Lessons from the past
From behind the bench of the Ottawa 67’s, Brian Kilrea coached his way to more than a dozen division titles and a pair of Memorial Cup championships. Over the course of more than four decades, the Hockey Hall of Fame inductee – who carries the moniker “Killer” – coached hundreds of young players, including future NHL stars Doug Wilson and Jim Fox.
Along the way, Mr. Kilrea developed some of the same skills common to many successful human resources professionals, such as selecting talent, managing newcomers to the team and staying connected with prospects.
Now retired from coaching, but still general manager of the 67’s, Mr. Kilrea reflected on some of the HR lessons he’s learned.
“When we scout them or bring them in, you’re looking for kids that want to work and want to get better, but they have to have some talent. It is very difficult coming in. They work all summer to get in shape and then they come down for a training camp that consists of four days. I always tell the kids the same thing: you’ve got four days to make the team, and I have four days to pick a team.”
ON MANAGING EXPECTATIONS:
“Sometimes it is tough on them because they come in and were stars when they were drafted and they start on the fourth line where they don’t get as much ice time or play on the power play. It is difficult for them, but you just have to let them know that it is a tougher league.”
ON MANAGING SKILLS:
“Some (opposing) coaches will (notice) when you put these young kids out on the ice. All of a sudden, they’ll make a quick change and put their (older players out) against them and sometimes you have to line juggle, and that means (your younger players) don’t play as much. But they learn and adjust and, in the second half of the year, they can contribute.”
“The little guy that comes in and may be 155 or 160 pounds can get in shape in a day, whereas the big guys, sometimes it takes a little bit longer for them to get going and adjust.
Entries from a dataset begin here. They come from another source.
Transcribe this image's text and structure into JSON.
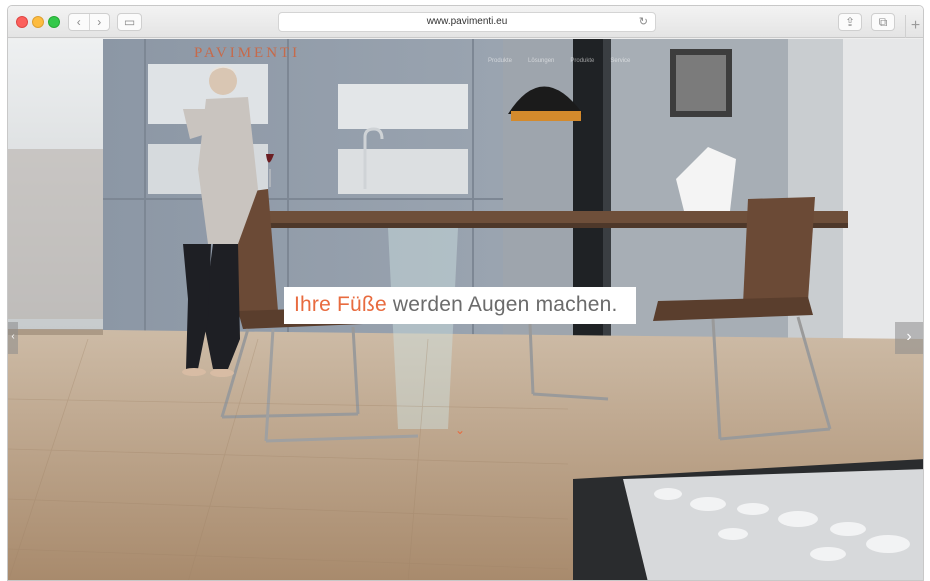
{
  "browser": {
    "url": "www.pavimenti.eu",
    "back_glyph": "‹",
    "forward_glyph": "›",
    "sidebar_glyph": "▭",
    "reload_glyph": "↻",
    "share_glyph": "⇪",
    "tabs_glyph": "⧉",
    "newtab_glyph": "+"
  },
  "site": {
    "logo": "PAVIMENTI",
    "nav": [
      "Produkte",
      "Lösungen",
      "Produkte",
      "Service"
    ],
    "tagline_accent": "Ihre Füße",
    "tagline_rest": " werden Augen machen.",
    "prev_glyph": "‹",
    "next_glyph": "›",
    "scroll_glyph": "⌄"
  },
  "colors": {
    "accent": "#e86b3f",
    "logo": "#c66a4a",
    "floor": "#b49a7f",
    "cabinets": "#8f99a6"
  },
  "icons": {
    "close": "window-close-icon",
    "minimize": "window-minimize-icon",
    "maximize": "window-maximize-icon",
    "back": "chevron-left-icon",
    "forward": "chevron-right-icon",
    "sidebar": "sidebar-icon",
    "reload": "reload-icon",
    "share": "share-icon",
    "tabs": "tabs-icon",
    "new_tab": "plus-icon",
    "slide_prev": "chevron-left-icon",
    "slide_next": "chevron-right-icon",
    "scroll_down": "chevron-down-icon"
  }
}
You always have to keep it in the back of your mind that you need to be a little more patient with some of the bigger kids that may take a bit more time.”
ON DECISION MAKING:
“I never look back (and question my choices). If you make a decision, you stick by it and go with it. When you send a player back, it doesn’t mean he can’t be brought back up. Someone could go back home and excel, and we have the option of bringing him back to play with us at Christmas or when they get eliminated at the end of the year. Sometimes it is in their best interest to go back somewhere where they are going to play a lot, rather than play with us.”
ON FIXING PERFORMANCE ISSUES:
“(When it comes to fixing bad habits) on the ice, you need to make sure they work hard. If they are trying to take shortcuts, you need to make sure they realize that hard work beats the shortcut. When we see them dogging a little bit, we emphasize that you have to work hard.”
“You have to understand that when they come here, they all want to make the team. It is a disappointment when they go back, but they are not out of sight. When they go back, you want to make sure they know that you are still going to follow them and take an interest in them. You want to see them play; let them know you are there and talk to them. Just let them know you are there to see the hard work they are doing.”
Brian Kilrea, seen here coaching in the ’70s, says it’s important to stay in touch with prospects that aren’t immediately brought on board.